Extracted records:
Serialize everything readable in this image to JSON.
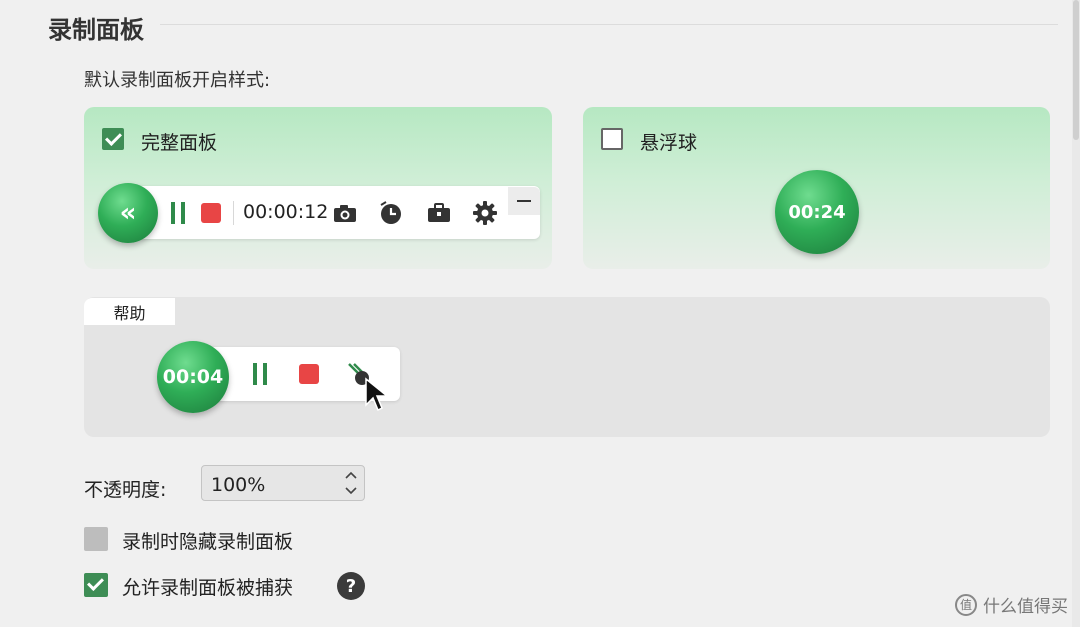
{
  "section": {
    "title": "录制面板"
  },
  "default_style": {
    "label": "默认录制面板开启样式:",
    "full_panel": {
      "label": "完整面板",
      "checked": true,
      "collapse_icon": "«",
      "timer": "00:00:12",
      "tools": [
        "pause-icon",
        "stop-icon",
        "camera-icon",
        "schedule-icon",
        "toolbox-icon",
        "gear-icon"
      ]
    },
    "float_ball": {
      "label": "悬浮球",
      "checked": false,
      "timer": "00:24"
    }
  },
  "help": {
    "tab_label": "帮助",
    "timer": "00:04",
    "tools": [
      "pause-icon",
      "stop-icon",
      "pen-icon",
      "cursor-icon"
    ]
  },
  "opacity": {
    "label": "不透明度:",
    "value": "100%"
  },
  "options": {
    "hide_panel": {
      "label": "录制时隐藏录制面板",
      "checked": false,
      "disabled": true
    },
    "allow_capture": {
      "label": "允许录制面板被捕获",
      "checked": true
    }
  },
  "help_icon": "?",
  "watermark": {
    "logo": "值",
    "text": "什么值得买"
  },
  "colors": {
    "accent_green": "#3e8d55",
    "stop_red": "#e84545",
    "card_green": "#b6e8c2"
  }
}
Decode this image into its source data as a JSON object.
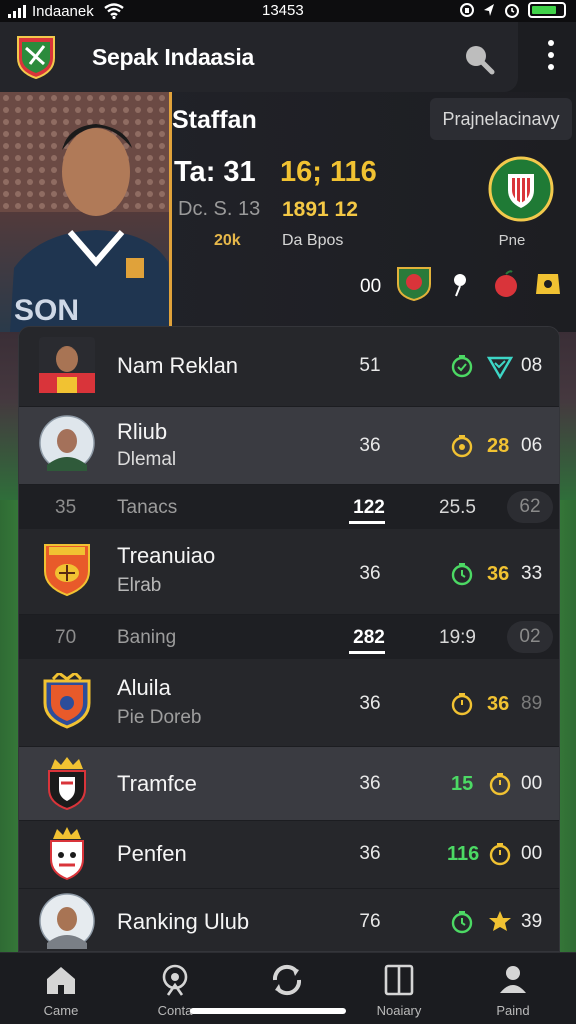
{
  "status_bar": {
    "carrier": "Indaanek",
    "time": "13453",
    "icons": [
      "signal-icon",
      "wifi-icon",
      "lock-icon",
      "location-icon",
      "alarm-icon",
      "battery-icon"
    ]
  },
  "app_bar": {
    "title": "Sepak Indaasia",
    "icons": [
      "app-logo",
      "search-icon",
      "more-vertical-icon"
    ]
  },
  "hero": {
    "player_name": "Staffan",
    "tag_label": "Prajnelacinavy",
    "stat_primary": "Ta: 31",
    "stat_highlight": "16; 116",
    "stat_secondary": "Dc. S. 13",
    "stat_secondary_value": "1891 12",
    "stat_small": "20k",
    "stat_small_label": "Da Bpos",
    "club_label": "Pne",
    "icons_value": "00",
    "icons": [
      "club-crest-icon",
      "shield-icon",
      "pin-icon",
      "apple-icon",
      "badge-icon"
    ]
  },
  "list": {
    "rows": [
      {
        "title": "Nam Reklan",
        "subtitle": "",
        "value": "51",
        "num": "",
        "end": "08",
        "avatar": "player-avatar",
        "icon1": "timer-icon",
        "icon2": "shield-check-icon",
        "num_color": "#4cd964"
      },
      {
        "title": "Rliub",
        "subtitle": "Dlemal",
        "value": "36",
        "num": "28",
        "end": "06",
        "avatar": "player-avatar",
        "icon1": "timer-icon",
        "icon2": "",
        "num_color": "#f1c232"
      },
      {
        "title": "Treanuiao",
        "subtitle": "Elrab",
        "value": "36",
        "num": "36",
        "end": "33",
        "avatar": "club-crest-icon",
        "icon1": "timer-icon",
        "icon2": "",
        "num_color": "#f1c232"
      },
      {
        "title": "Aluila",
        "subtitle": "Pie Doreb",
        "value": "36",
        "num": "36",
        "end": "89",
        "avatar": "club-crest-icon",
        "icon1": "timer-icon",
        "icon2": "",
        "num_color": "#f1c232"
      },
      {
        "title": "Tramfce",
        "subtitle": "",
        "value": "36",
        "num": "15",
        "end": "00",
        "avatar": "crown-crest-icon",
        "icon1": "",
        "icon2": "timer-icon",
        "num_color": "#4cd964"
      },
      {
        "title": "Penfen",
        "subtitle": "",
        "value": "36",
        "num": "116",
        "end": "00",
        "avatar": "crown-crest-icon",
        "icon1": "",
        "icon2": "timer-icon",
        "num_color": "#4cd964"
      },
      {
        "title": "Ranking Ulub",
        "subtitle": "",
        "value": "76",
        "num": "",
        "end": "39",
        "avatar": "player-avatar",
        "icon1": "timer-icon",
        "icon2": "star-badge-icon",
        "num_color": "#f1c232"
      }
    ],
    "subrows": [
      {
        "a": "35",
        "b": "Tanacs",
        "c": "122",
        "d": "25.5",
        "e": "62"
      },
      {
        "a": "70",
        "b": "Baning",
        "c": "282",
        "d": "19:9",
        "e": "02"
      }
    ]
  },
  "bottom_nav": {
    "items": [
      {
        "label": "Came",
        "icon": "home-icon"
      },
      {
        "label": "Conta",
        "icon": "podcast-icon"
      },
      {
        "label": "",
        "icon": "refresh-icon"
      },
      {
        "label": "Noaiary",
        "icon": "book-icon"
      },
      {
        "label": "Paind",
        "icon": "profile-icon"
      }
    ]
  }
}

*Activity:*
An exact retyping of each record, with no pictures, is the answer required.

*Answer to the problem:*
Serialize everything readable in this image to JSON.
{
  "section": {
    "title": "录制面板"
  },
  "default_style": {
    "label": "默认录制面板开启样式:",
    "full_panel": {
      "label": "完整面板",
      "checked": true,
      "collapse_icon": "«",
      "timer": "00:00:12",
      "tools": [
        "pause-icon",
        "stop-icon",
        "camera-icon",
        "schedule-icon",
        "toolbox-icon",
        "gear-icon"
      ]
    },
    "float_ball": {
      "label": "悬浮球",
      "checked": false,
      "timer": "00:24"
    }
  },
  "help": {
    "tab_label": "帮助",
    "timer": "00:04",
    "tools": [
      "pause-icon",
      "stop-icon",
      "pen-icon",
      "cursor-icon"
    ]
  },
  "opacity": {
    "label": "不透明度:",
    "value": "100%"
  },
  "options": {
    "hide_panel": {
      "label": "录制时隐藏录制面板",
      "checked": false,
      "disabled": true
    },
    "allow_capture": {
      "label": "允许录制面板被捕获",
      "checked": true
    }
  },
  "help_icon": "?",
  "watermark": {
    "logo": "值",
    "text": "什么值得买"
  },
  "colors": {
    "accent_green": "#3e8d55",
    "stop_red": "#e84545",
    "card_green": "#b6e8c2"
  }
}
Decode this image into its source data as a JSON object.
{
  "status_bar": {
    "carrier": "Indaanek",
    "time": "13453",
    "icons": [
      "signal-icon",
      "wifi-icon",
      "lock-icon",
      "location-icon",
      "alarm-icon",
      "battery-icon"
    ]
  },
  "app_bar": {
    "title": "Sepak Indaasia",
    "icons": [
      "app-logo",
      "search-icon",
      "more-vertical-icon"
    ]
  },
  "hero": {
    "player_name": "Staffan",
    "tag_label": "Prajnelacinavy",
    "stat_primary": "Ta: 31",
    "stat_highlight": "16; 116",
    "stat_secondary": "Dc. S. 13",
    "stat_secondary_value": "1891 12",
    "stat_small": "20k",
    "stat_small_label": "Da Bpos",
    "club_label": "Pne",
    "icons_value": "00",
    "icons": [
      "club-crest-icon",
      "shield-icon",
      "pin-icon",
      "apple-icon",
      "badge-icon"
    ]
  },
  "list": {
    "rows": [
      {
        "title": "Nam Reklan",
        "subtitle": "",
        "value": "51",
        "num": "",
        "end": "08",
        "avatar": "player-avatar",
        "icon1": "timer-icon",
        "icon2": "shield-check-icon",
        "num_color": "#4cd964"
      },
      {
        "title": "Rliub",
        "subtitle": "Dlemal",
        "value": "36",
        "num": "28",
        "end": "06",
        "avatar": "player-avatar",
        "icon1": "timer-icon",
        "icon2": "",
        "num_color": "#f1c232"
      },
      {
        "title": "Treanuiao",
        "subtitle": "Elrab",
        "value": "36",
        "num": "36",
        "end": "33",
        "avatar": "club-crest-icon",
        "icon1": "timer-icon",
        "icon2": "",
        "num_color": "#f1c232"
      },
      {
        "title": "Aluila",
        "subtitle": "Pie Doreb",
        "value": "36",
        "num": "36",
        "end": "89",
        "avatar": "club-crest-icon",
        "icon1": "timer-icon",
        "icon2": "",
        "num_color": "#f1c232"
      },
      {
        "title": "Tramfce",
        "subtitle": "",
        "value": "36",
        "num": "15",
        "end": "00",
        "avatar": "crown-crest-icon",
        "icon1": "",
        "icon2": "timer-icon",
        "num_color": "#4cd964"
      },
      {
        "title": "Penfen",
        "subtitle": "",
        "value": "36",
        "num": "116",
        "end": "00",
        "avatar": "crown-crest-icon",
        "icon1": "",
        "icon2": "timer-icon",
        "num_color": "#4cd964"
      },
      {
        "title": "Ranking Ulub",
        "subtitle": "",
        "value": "76",
        "num": "",
        "end": "39",
        "avatar": "player-avatar",
        "icon1": "timer-icon",
        "icon2": "star-badge-icon",
        "num_color": "#f1c232"
      }
    ],
    "subrows": [
      {
        "a": "35",
        "b": "Tanacs",
        "c": "122",
        "d": "25.5",
        "e": "62"
      },
      {
        "a": "70",
        "b": "Baning",
        "c": "282",
        "d": "19:9",
        "e": "02"
      }
    ]
  },
  "bottom_nav": {
    "items": [
      {
        "label": "Came",
        "icon": "home-icon"
      },
      {
        "label": "Conta",
        "icon": "podcast-icon"
      },
      {
        "label": "",
        "icon": "refresh-icon"
      },
      {
        "label": "Noaiary",
        "icon": "book-icon"
      },
      {
        "label": "Paind",
        "icon": "profile-icon"
      }
    ]
  }
}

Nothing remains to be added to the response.